> [PROBLEM DESCRIPTION] I would like the number of lines in the data that contain the word "JSON". Please give that number alone.

> [SOURCE DATA]
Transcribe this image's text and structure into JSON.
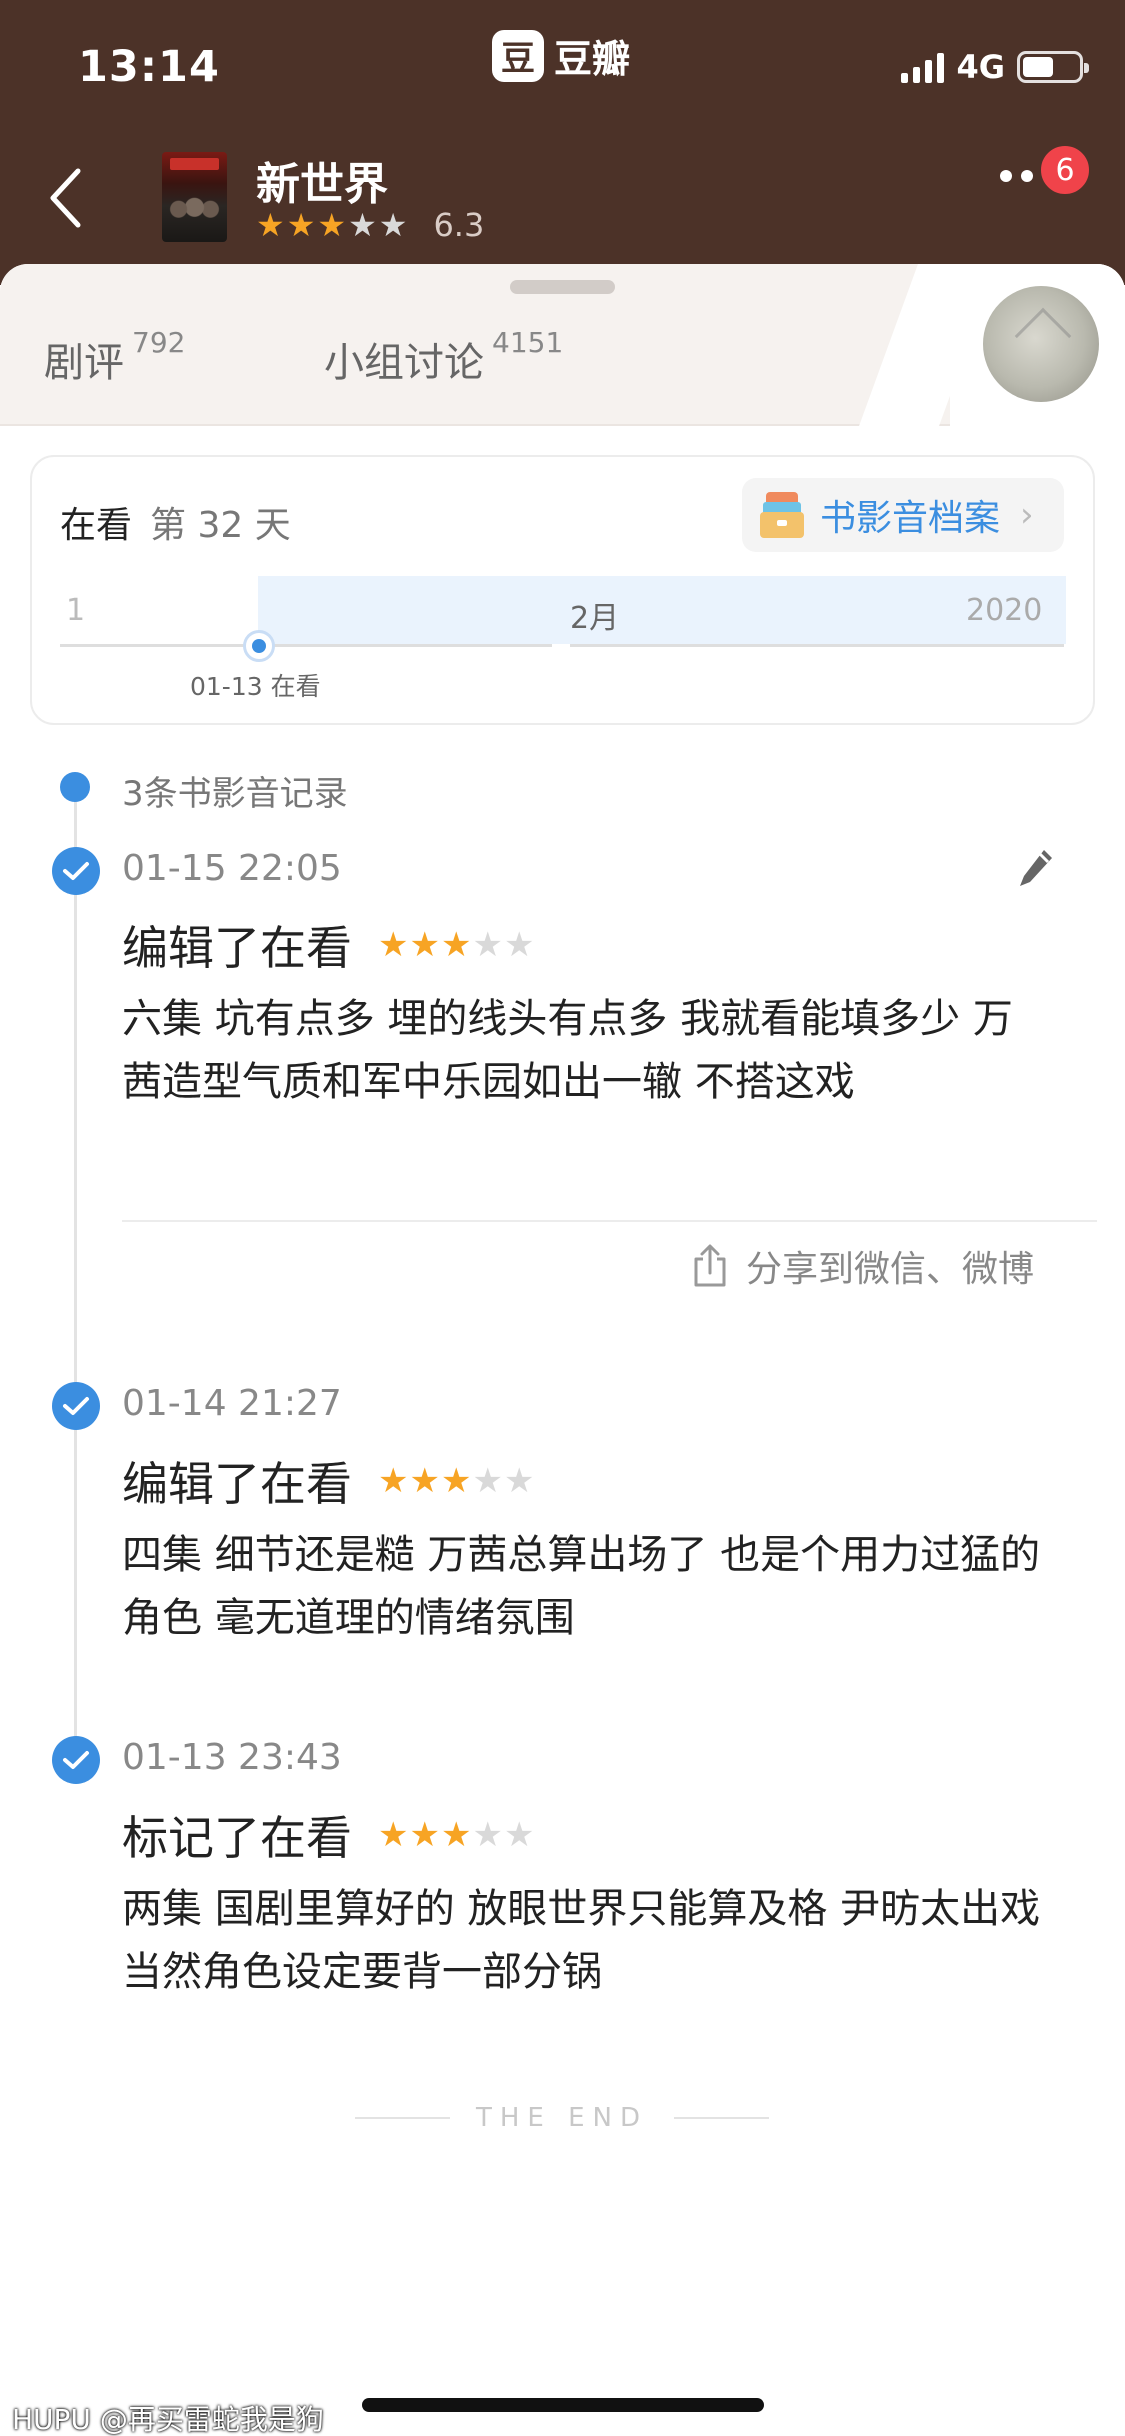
{
  "status_bar": {
    "time": "13:14",
    "network": "4G",
    "app_logo_glyph": "豆",
    "app_name": "豆瓣"
  },
  "header": {
    "title": "新世界",
    "rating_stars": 3,
    "score": "6.3",
    "notification_count": "6"
  },
  "tabs": [
    {
      "label": "剧评",
      "count": "792"
    },
    {
      "label": "小组讨论",
      "count": "4151"
    }
  ],
  "progress": {
    "status": "在看",
    "day": "第 32 天",
    "archive_label": "书影音档案",
    "archive_chevron": "›",
    "timeline": {
      "month_1": "1",
      "month_2": "2月",
      "year": "2020",
      "marker_label": "01-13 在看"
    }
  },
  "records": {
    "count_label": "3条书影音记录",
    "entries": [
      {
        "time": "01-15 22:05",
        "action": "编辑了在看",
        "stars": 3,
        "comment": "六集 坑有点多 埋的线头有点多 我就看能填多少 万茜造型气质和军中乐园如出一辙 不搭这戏"
      },
      {
        "time": "01-14 21:27",
        "action": "编辑了在看",
        "stars": 3,
        "comment": "四集 细节还是糙 万茜总算出场了 也是个用力过猛的角色 毫无道理的情绪氛围"
      },
      {
        "time": "01-13 23:43",
        "action": "标记了在看",
        "stars": 3,
        "comment": "两集 国剧里算好的 放眼世界只能算及格 尹昉太出戏 当然角色设定要背一部分锅"
      }
    ],
    "share_label": "分享到微信、微博"
  },
  "footer": {
    "end_text": "THE END",
    "watermark": "HUPU @再买雷蛇我是狗"
  },
  "colors": {
    "header_bg": "#4c3228",
    "accent_blue": "#3b8ee0",
    "star_gold": "#f7a424",
    "star_gray": "#d9d9d9",
    "badge_red": "#f0434a"
  },
  "icons": [
    "back-chevron-icon",
    "more-dots-icon",
    "archive-icon",
    "check-icon",
    "pencil-icon",
    "share-icon"
  ]
}
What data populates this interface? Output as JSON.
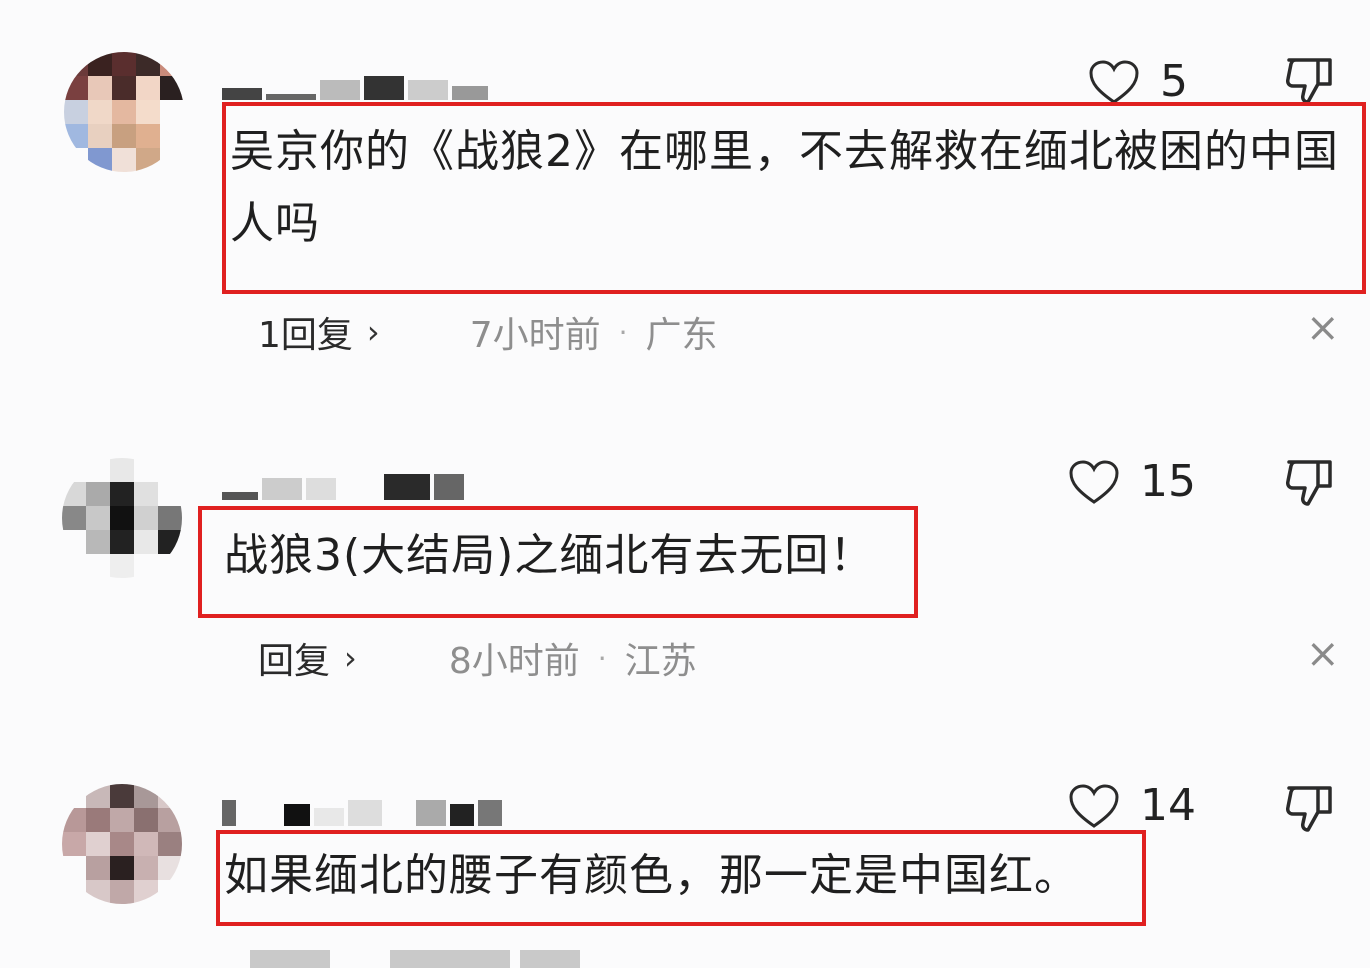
{
  "comments": [
    {
      "text": "吴京你的《战狼2》在哪里，不去解救在缅北被困的中国人吗",
      "likes": "5",
      "reply_label": "1回复",
      "time": "7小时前",
      "location": "广东",
      "highlight_color": "#e02020"
    },
    {
      "text": "战狼3(大结局)之缅北有去无回！",
      "likes": "15",
      "reply_label": "回复",
      "time": "8小时前",
      "location": "江苏",
      "highlight_color": "#e02020"
    },
    {
      "text": "如果缅北的腰子有颜色，那一定是中国红。",
      "likes": "14",
      "highlight_color": "#e02020"
    }
  ],
  "icons": {
    "like": "heart-outline-icon",
    "dislike": "thumbs-down-outline-icon",
    "close": "close-icon",
    "chevron": "chevron-right-icon"
  },
  "glyphs": {
    "chevron": "›",
    "close": "×",
    "separator": "·"
  }
}
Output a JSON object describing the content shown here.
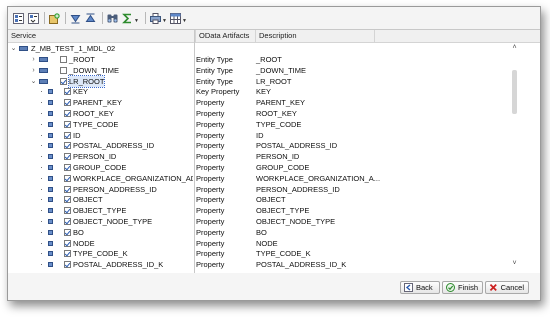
{
  "toolbar": {
    "buttons": [
      {
        "icon": "expand-all-icon"
      },
      {
        "icon": "collapse-all-icon"
      },
      {
        "icon": "add-node-icon"
      },
      {
        "icon": "move-down-icon"
      },
      {
        "icon": "move-up-icon"
      },
      {
        "icon": "find-icon"
      },
      {
        "icon": "sum-icon"
      },
      {
        "icon": "print-icon"
      },
      {
        "icon": "layout-grid-icon"
      }
    ]
  },
  "columns": {
    "service": "Service",
    "artifacts": "OData Artifacts",
    "description": "Description"
  },
  "tree": {
    "root_label": "Z_MB_TEST_1_MDL_02",
    "rows": [
      {
        "label": "_ROOT",
        "artifact": "Entity Type",
        "description": "_ROOT",
        "expander": "›",
        "checked": false,
        "type": "entity"
      },
      {
        "label": "_DOWN_TIME",
        "artifact": "Entity Type",
        "description": "_DOWN_TIME",
        "expander": "›",
        "checked": false,
        "type": "entity"
      },
      {
        "label": "LR_ROOT",
        "artifact": "Entity Type",
        "description": "LR_ROOT",
        "expander": "⌄",
        "checked": true,
        "type": "entity",
        "selected": true
      },
      {
        "label": "KEY",
        "artifact": "Key Property",
        "description": "KEY",
        "checked": true,
        "type": "property"
      },
      {
        "label": "PARENT_KEY",
        "artifact": "Property",
        "description": "PARENT_KEY",
        "checked": true,
        "type": "property"
      },
      {
        "label": "ROOT_KEY",
        "artifact": "Property",
        "description": "ROOT_KEY",
        "checked": true,
        "type": "property"
      },
      {
        "label": "TYPE_CODE",
        "artifact": "Property",
        "description": "TYPE_CODE",
        "checked": true,
        "type": "property"
      },
      {
        "label": "ID",
        "artifact": "Property",
        "description": "ID",
        "checked": true,
        "type": "property"
      },
      {
        "label": "POSTAL_ADDRESS_ID",
        "artifact": "Property",
        "description": "POSTAL_ADDRESS_ID",
        "checked": true,
        "type": "property"
      },
      {
        "label": "PERSON_ID",
        "artifact": "Property",
        "description": "PERSON_ID",
        "checked": true,
        "type": "property"
      },
      {
        "label": "GROUP_CODE",
        "artifact": "Property",
        "description": "GROUP_CODE",
        "checked": true,
        "type": "property"
      },
      {
        "label": "WORKPLACE_ORGANIZATION_ADDI",
        "artifact": "Property",
        "description": "WORKPLACE_ORGANIZATION_A...",
        "checked": true,
        "type": "property"
      },
      {
        "label": "PERSON_ADDRESS_ID",
        "artifact": "Property",
        "description": "PERSON_ADDRESS_ID",
        "checked": true,
        "type": "property"
      },
      {
        "label": "OBJECT",
        "artifact": "Property",
        "description": "OBJECT",
        "checked": true,
        "type": "property"
      },
      {
        "label": "OBJECT_TYPE",
        "artifact": "Property",
        "description": "OBJECT_TYPE",
        "checked": true,
        "type": "property"
      },
      {
        "label": "OBJECT_NODE_TYPE",
        "artifact": "Property",
        "description": "OBJECT_NODE_TYPE",
        "checked": true,
        "type": "property"
      },
      {
        "label": "BO",
        "artifact": "Property",
        "description": "BO",
        "checked": true,
        "type": "property"
      },
      {
        "label": "NODE",
        "artifact": "Property",
        "description": "NODE",
        "checked": true,
        "type": "property"
      },
      {
        "label": "TYPE_CODE_K",
        "artifact": "Property",
        "description": "TYPE_CODE_K",
        "checked": true,
        "type": "property"
      },
      {
        "label": "POSTAL_ADDRESS_ID_K",
        "artifact": "Property",
        "description": "POSTAL_ADDRESS_ID_K",
        "checked": true,
        "type": "property"
      }
    ]
  },
  "scroll": {
    "up": "˄",
    "down": "˅",
    "left": "<",
    "right": ">"
  },
  "footer": {
    "back_label": "Back",
    "finish_label": "Finish",
    "cancel_label": "Cancel"
  },
  "colors": {
    "accent": "#2a5bb0",
    "selection": "#dde8f8",
    "cancel_x": "#cc1f1f",
    "finish_check": "#2e8b2e"
  }
}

> [EXPECTED ANSWER] 3